KARACHI, May 10: Pakistan’s exports to the member countries of the Association of South Asian Nations or Asean rose slightly to $262 million in nine months of the current fiscal year from $254 million in the same period of the last fiscal. Full year exports may also not show any significant increase.
Analysis of the export data contained in the State Bank’s Statistical Bulletin show that Pakistan’s exports to 10 countries in the fold of Asean stood at $342 million in fiscal year July-June 2003-04, almost unchanged at the 2002-03 level of $341 million.
The Asean countries include Brunei, Cambodia, Indonesia, Laos, Malaysia, Myanmar, Philippines, Singapore, Thailand and Vietnam. Pakistan’s exports to four of these countries namely Indonesia, Malaysia, Singapore and Thailand account for the bulk of its total exports to the Asean region as other six countries are not major destinations of Pakistan exports. See Table.
Pakistan is making efforts to boost its external trade with the Asean countries through free trade agreements with them and the ongoing visit of Prime Minister Shaukat Aziz to these countries is a part of the efforts. Islamabad is also trying to become a dialogue partner in Asean for this purpose.
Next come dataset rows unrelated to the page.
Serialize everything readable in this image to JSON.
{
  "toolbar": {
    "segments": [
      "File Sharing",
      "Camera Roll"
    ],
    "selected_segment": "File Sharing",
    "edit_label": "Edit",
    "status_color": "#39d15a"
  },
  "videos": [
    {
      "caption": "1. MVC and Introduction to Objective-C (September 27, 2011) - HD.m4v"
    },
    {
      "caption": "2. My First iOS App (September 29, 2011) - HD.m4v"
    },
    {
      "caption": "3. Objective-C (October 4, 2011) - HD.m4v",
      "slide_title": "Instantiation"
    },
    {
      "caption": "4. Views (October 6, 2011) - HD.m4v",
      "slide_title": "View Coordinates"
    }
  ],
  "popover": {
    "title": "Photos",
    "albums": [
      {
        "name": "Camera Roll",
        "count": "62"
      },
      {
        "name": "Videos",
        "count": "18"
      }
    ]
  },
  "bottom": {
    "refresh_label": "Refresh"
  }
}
The agreements for boosting bilateral trade with Asean nations signed during Mr Aziz’s visit there, and the promises held out by some of them to also sign free trade agreements with Islamabad would take some time to yield results. But the fact that there exists a vast market for Pakistan’s exports in the Asean market can hardly be over-emphasized.
Analysis of data shows that Pakistani exporters have been exporting a variety of products to Asean countries including both conventional and non-conventional items. The list of major items exported to Asean region in fiscal years 2003 and 2004 and also in July-March 2004-05 include cotton and textiles, cotton and wool fabrics and made-ups, rice, wheat, fish, leather and leather products, fruits and vegetables, carpets, oilseeds, petroleum products, medicines, medical & surgical instruments and plastic, etc.
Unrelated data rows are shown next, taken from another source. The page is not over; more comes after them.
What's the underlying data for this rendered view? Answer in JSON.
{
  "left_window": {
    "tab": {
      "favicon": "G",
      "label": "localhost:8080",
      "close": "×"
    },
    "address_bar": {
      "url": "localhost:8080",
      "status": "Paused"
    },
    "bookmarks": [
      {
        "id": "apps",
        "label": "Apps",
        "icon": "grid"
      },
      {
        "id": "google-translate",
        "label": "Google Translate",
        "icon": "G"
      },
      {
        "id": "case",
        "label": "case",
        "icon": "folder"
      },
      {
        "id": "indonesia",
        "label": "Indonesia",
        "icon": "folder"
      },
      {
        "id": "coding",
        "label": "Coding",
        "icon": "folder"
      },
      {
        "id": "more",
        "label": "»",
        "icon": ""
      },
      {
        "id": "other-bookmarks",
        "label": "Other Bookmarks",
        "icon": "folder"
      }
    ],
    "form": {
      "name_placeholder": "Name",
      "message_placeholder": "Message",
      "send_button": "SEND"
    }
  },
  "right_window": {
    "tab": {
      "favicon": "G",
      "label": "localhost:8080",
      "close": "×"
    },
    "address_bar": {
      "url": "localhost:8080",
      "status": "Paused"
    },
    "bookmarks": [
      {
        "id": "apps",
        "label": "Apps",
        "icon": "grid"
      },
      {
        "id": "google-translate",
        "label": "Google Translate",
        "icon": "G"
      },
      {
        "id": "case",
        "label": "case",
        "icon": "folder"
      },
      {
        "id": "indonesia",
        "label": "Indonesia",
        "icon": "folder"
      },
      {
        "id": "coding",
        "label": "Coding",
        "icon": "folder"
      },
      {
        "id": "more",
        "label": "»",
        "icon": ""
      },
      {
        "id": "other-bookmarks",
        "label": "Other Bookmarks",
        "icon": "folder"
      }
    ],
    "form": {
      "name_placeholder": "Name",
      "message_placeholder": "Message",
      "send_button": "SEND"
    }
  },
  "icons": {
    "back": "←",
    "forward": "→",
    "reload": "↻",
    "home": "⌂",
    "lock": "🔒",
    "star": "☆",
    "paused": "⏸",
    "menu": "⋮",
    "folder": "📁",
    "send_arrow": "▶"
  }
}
Pakistan’s exports to Asean remained unchanged in fiscal year 2004 compared with 2003 and even this fiscal year, exports to Asean are likely to remain at the last year’s level or slightly above that. This means Pakistan needs to boost its exports to the 10 Asian nations aggressively to keep overall exports growing. During the current fiscal year, Pakistan is expecting to earn $14 billion through exports, up from $12.3 billion.
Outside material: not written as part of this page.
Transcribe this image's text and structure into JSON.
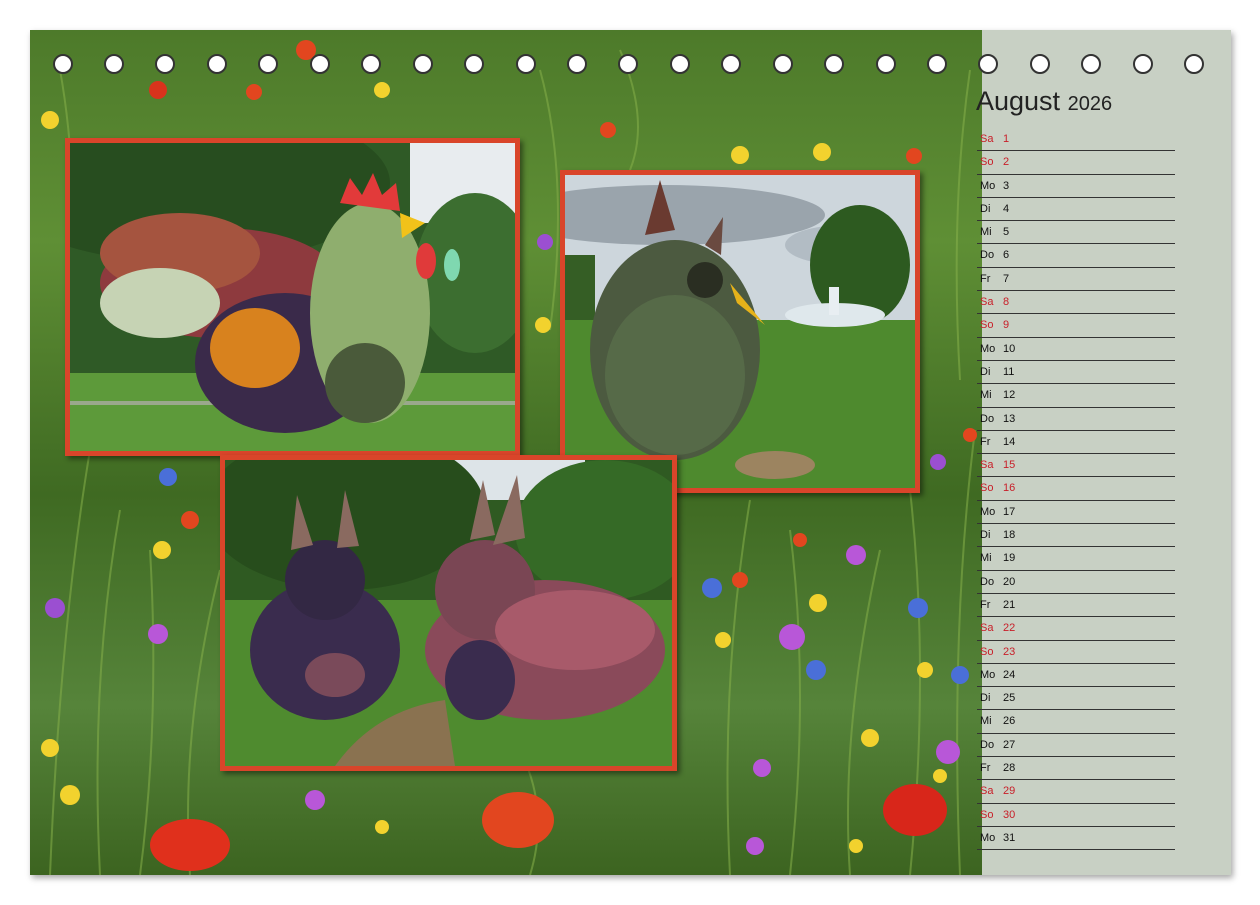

Exports in nine months of the current fiscal year have already reached $10.207 billion. Pakistan needs to boost its exports much aggressively in the coming years than in the past because a faster-than-projected growth of its economy and skyrocketing of oil prices in the international market has resulted in a sharp increase in imports. If the pace of growth in imports continues to outdo the rate of increase in exports, the resultant huge trade deficit will create immense problems for the country. Already in nine months of this fiscal year, the deficit has soared to $4.262 billion from $1.592 billion in a year-ago period.
Clearly, the country needs not only to widen the base of export items but to explore newer markets and boost exports to those existing markets including the Asean region whose share in Pakistan’s overall exports is very small. If this year’s exports reach $14 billion, chances for which are very fair, and if exports to Asean region rises to $350 million, which also is a possibility, the share of exports to Asean will be just 2.5 per cent of the total. So, there is an urgent need for both the government as well as the private sector to look for ways to boosting exports to Asean.
This has become all the more necessary because Pakistan has so far not been able to grab a fairly large share of additional market in textiles exports after the end of quotas from January.
|Pakistan’s exports to ASEAN countries|
|[Amount in million dollars]|
|Countries||Fiscal year 03||Fiscal year 04||July-March 05|